- [Exercise objective]: Please report each line in the material below that includes "jacket".

· · · · · · ·

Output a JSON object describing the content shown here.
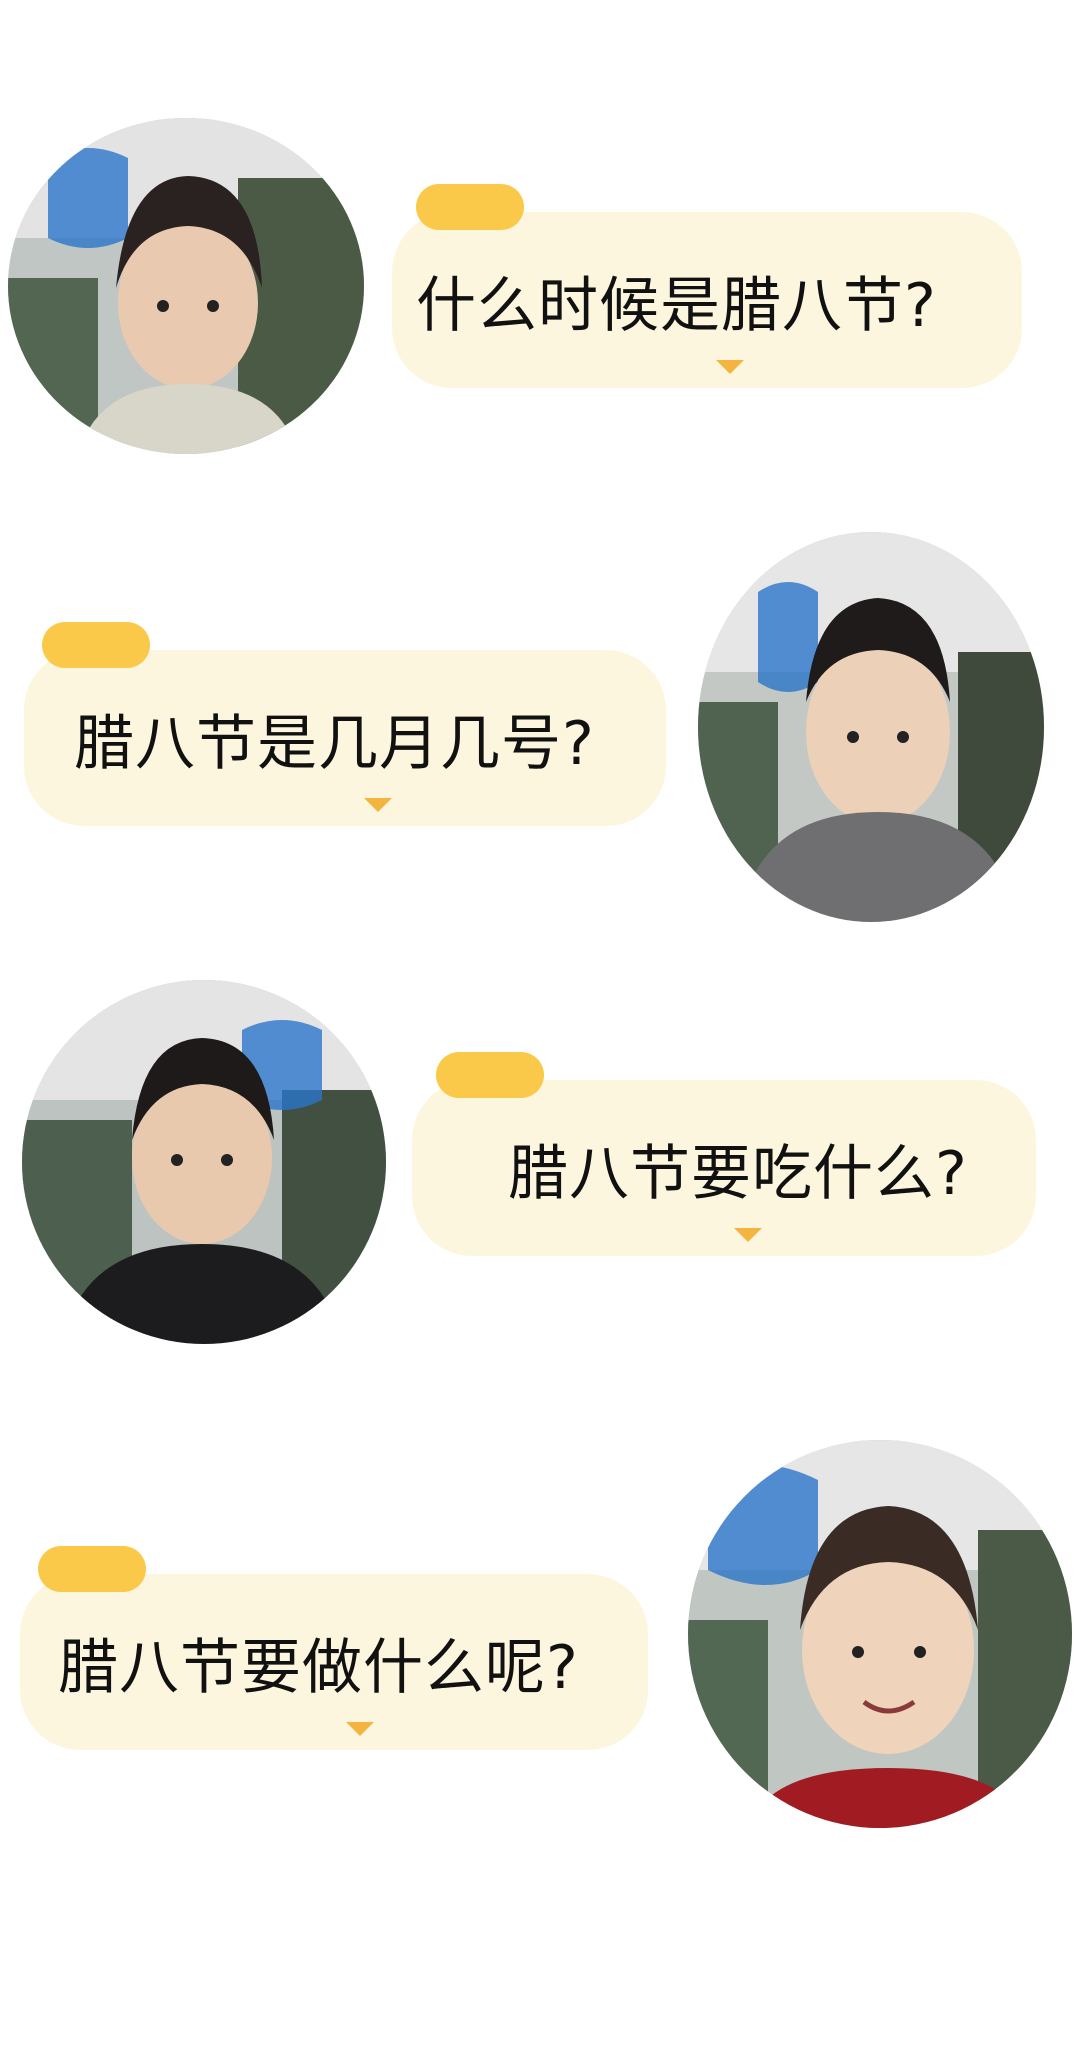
{
  "dialogs": [
    {
      "question": "什么时候是腊八节?",
      "avatar": "avatar-girl"
    },
    {
      "question": "腊八节是几月几号?",
      "avatar": "avatar-boy-gray-jacket"
    },
    {
      "question": "腊八节要吃什么?",
      "avatar": "avatar-boy-black-jacket"
    },
    {
      "question": "腊八节要做什么呢?",
      "avatar": "avatar-boy-smiling"
    }
  ],
  "colors": {
    "bubble": "#fdf6df",
    "pill": "#fbc94a",
    "marker": "#f3b53f",
    "text": "#111111"
  }
}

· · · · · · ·

- [Response area]:
      "avatar": "avatar-boy-gray-jacket"
      "avatar": "avatar-boy-black-jacket"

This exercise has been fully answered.